"That sort of practice is just not on.

"Other clients have been texted by lenders on their birthday, saying 'hey you've got some credit, come and spend it'.

"They'll try to become your best friend."

The MBIE review said borrowers got high-cost loans for many reasons, including wanting a small loan for a short time that weren't available through mainstream lenders, not trusting mainstream lenders, wanting the independence and privacy of a loan instead of assistance from Work and Income, or being unable to get a loan elsewhere because of their credit histories.

The review also noted continued predatory behaviour from mobile shopping trucks and traders.

It said there was concern about "uninvited" sales of goods on credit, which targeted vulnerable consumers and created unaffordable debts. It noted some of those contracts were breaking the existing credit laws.

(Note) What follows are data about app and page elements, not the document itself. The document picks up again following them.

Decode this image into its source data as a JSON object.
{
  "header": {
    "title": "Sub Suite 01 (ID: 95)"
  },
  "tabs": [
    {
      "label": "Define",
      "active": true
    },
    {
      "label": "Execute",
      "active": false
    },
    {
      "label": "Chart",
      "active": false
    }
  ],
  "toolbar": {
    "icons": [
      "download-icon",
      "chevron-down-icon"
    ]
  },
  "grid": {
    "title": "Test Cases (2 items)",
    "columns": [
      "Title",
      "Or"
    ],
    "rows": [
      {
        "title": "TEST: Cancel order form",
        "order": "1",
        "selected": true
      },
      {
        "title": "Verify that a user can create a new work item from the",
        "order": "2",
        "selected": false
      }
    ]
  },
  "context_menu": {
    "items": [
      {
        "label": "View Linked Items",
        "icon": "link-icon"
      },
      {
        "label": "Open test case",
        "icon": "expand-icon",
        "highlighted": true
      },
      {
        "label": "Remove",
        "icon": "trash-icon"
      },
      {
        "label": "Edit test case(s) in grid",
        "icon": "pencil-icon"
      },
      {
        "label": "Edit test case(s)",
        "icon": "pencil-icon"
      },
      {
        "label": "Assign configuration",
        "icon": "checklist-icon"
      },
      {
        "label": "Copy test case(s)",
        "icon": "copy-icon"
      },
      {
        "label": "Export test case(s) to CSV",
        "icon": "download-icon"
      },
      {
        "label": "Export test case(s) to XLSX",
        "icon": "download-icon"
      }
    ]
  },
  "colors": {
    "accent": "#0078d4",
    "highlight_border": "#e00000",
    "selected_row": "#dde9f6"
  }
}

The discussion paper is now open for submissions, which close on August 1.